TASK REQUIREMENTS:
From the entries below, copy out every line with "THPT" in it.

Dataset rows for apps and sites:
==*==

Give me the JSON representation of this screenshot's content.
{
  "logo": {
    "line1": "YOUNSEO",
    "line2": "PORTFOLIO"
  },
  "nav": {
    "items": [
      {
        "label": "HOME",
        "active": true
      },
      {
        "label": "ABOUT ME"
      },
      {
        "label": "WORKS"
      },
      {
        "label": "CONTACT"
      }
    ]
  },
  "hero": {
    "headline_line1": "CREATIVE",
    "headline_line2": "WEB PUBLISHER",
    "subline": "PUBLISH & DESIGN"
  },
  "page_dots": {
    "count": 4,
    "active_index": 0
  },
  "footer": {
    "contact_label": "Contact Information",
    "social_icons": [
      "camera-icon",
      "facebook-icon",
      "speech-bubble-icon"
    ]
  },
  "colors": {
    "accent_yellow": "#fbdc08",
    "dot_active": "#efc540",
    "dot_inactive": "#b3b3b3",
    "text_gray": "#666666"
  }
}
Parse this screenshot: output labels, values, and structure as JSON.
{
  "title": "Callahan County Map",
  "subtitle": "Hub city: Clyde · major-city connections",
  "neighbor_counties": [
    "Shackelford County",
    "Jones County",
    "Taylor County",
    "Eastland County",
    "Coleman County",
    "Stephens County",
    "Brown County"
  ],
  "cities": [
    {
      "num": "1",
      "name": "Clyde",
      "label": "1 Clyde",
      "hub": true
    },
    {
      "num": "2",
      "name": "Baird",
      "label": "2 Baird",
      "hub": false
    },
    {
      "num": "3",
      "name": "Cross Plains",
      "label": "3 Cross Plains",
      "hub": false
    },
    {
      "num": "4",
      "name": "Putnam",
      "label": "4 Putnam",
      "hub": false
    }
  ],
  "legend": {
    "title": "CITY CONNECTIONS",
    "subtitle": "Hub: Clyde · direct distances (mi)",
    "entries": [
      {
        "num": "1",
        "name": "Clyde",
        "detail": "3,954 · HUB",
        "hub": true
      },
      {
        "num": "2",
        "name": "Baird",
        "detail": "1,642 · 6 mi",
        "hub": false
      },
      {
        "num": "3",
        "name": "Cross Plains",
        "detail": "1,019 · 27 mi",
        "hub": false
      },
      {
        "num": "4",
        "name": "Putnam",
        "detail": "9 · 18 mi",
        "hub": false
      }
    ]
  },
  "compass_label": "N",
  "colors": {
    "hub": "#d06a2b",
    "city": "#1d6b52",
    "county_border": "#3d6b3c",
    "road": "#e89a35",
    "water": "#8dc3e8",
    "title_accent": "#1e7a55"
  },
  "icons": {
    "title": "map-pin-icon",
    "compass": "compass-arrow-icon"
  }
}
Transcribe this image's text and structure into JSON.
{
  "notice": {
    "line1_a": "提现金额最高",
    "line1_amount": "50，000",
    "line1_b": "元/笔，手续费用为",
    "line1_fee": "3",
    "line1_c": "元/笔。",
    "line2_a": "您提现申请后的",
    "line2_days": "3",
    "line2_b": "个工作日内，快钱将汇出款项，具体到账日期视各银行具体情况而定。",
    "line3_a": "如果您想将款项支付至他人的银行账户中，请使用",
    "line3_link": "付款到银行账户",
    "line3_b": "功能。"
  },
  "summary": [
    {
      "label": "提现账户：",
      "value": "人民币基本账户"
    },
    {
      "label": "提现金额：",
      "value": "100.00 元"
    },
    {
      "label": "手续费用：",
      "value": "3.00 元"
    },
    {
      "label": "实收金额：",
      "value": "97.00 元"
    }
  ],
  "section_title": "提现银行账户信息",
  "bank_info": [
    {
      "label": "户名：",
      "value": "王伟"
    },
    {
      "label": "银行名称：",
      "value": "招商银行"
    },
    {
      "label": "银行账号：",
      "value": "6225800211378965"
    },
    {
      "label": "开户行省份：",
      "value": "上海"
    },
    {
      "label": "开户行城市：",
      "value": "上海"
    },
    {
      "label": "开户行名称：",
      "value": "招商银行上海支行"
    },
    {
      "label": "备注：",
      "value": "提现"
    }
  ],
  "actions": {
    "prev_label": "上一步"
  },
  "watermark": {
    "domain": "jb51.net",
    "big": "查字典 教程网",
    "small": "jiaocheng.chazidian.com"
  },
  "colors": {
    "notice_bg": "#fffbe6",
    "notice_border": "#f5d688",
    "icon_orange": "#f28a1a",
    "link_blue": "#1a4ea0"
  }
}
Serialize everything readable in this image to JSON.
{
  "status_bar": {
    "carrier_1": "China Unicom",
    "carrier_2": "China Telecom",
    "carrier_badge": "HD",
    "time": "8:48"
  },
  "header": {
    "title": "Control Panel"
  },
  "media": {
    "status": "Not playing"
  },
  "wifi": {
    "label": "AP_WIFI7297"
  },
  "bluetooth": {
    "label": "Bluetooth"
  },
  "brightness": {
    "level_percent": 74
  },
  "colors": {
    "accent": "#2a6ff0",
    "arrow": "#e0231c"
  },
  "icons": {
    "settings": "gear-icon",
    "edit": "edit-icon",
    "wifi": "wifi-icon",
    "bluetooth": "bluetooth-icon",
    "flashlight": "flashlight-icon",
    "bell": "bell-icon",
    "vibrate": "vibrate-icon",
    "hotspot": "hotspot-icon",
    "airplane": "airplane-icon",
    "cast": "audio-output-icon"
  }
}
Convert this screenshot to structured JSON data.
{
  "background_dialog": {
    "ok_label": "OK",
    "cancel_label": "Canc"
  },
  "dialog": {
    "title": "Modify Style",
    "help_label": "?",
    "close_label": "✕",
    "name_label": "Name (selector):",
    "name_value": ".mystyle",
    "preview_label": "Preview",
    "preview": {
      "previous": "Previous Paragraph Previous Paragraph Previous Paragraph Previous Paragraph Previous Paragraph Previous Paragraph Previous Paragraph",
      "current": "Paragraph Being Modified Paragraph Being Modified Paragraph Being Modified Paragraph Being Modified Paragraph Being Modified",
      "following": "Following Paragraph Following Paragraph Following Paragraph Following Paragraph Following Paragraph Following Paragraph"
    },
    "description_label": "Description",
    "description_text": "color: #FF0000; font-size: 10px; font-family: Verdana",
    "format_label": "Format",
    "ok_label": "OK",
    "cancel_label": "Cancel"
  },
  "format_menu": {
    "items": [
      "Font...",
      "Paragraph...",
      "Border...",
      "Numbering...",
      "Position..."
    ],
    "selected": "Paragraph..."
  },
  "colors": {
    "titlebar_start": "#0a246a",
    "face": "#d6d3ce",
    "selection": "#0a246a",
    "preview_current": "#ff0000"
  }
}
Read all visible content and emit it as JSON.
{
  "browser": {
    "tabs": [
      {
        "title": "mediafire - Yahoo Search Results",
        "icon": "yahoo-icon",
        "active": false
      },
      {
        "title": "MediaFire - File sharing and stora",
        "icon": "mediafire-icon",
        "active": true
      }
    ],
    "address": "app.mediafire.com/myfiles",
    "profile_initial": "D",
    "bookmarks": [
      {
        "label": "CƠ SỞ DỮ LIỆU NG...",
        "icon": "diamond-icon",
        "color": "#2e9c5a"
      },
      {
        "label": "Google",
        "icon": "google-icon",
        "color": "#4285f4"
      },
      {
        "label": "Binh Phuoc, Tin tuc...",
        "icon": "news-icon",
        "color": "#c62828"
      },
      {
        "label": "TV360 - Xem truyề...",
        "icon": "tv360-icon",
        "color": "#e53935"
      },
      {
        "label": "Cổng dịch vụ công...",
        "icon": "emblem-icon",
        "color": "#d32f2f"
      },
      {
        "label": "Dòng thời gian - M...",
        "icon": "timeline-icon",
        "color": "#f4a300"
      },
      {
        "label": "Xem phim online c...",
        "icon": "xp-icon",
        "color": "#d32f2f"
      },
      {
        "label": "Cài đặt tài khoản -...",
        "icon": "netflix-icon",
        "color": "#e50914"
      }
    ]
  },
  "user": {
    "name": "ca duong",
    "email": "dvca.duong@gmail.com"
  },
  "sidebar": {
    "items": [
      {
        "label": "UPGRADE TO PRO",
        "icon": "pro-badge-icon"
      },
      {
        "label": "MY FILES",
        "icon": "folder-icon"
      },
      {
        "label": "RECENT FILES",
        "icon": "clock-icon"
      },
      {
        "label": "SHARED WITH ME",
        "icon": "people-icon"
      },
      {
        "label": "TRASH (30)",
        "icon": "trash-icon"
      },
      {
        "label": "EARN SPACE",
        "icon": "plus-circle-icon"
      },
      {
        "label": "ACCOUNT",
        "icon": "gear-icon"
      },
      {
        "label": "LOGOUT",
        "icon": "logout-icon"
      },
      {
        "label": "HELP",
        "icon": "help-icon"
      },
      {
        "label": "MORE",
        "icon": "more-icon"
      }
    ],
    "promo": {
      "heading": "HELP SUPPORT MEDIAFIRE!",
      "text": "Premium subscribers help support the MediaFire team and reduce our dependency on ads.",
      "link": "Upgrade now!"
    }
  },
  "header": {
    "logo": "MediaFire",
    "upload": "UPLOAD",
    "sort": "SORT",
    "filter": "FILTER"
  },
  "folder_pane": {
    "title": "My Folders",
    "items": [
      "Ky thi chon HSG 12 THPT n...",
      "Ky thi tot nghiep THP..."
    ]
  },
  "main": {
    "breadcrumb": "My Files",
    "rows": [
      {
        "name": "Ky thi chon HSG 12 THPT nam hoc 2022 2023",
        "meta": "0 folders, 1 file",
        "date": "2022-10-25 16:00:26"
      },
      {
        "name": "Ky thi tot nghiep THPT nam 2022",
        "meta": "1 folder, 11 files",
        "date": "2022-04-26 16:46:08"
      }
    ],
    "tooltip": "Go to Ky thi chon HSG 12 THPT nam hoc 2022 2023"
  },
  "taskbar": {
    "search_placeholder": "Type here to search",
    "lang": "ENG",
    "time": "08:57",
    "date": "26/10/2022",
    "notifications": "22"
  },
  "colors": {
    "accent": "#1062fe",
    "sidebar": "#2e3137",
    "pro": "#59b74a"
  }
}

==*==

EXPECTED ANSWER:
      "Ky thi chon HSG 12 THPT n...",
        "name": "Ky thi chon HSG 12 THPT nam hoc 2022 2023",
        "name": "Ky thi tot nghiep THPT nam 2022",
    "tooltip": "Go to Ky thi chon HSG 12 THPT nam hoc 2022 2023"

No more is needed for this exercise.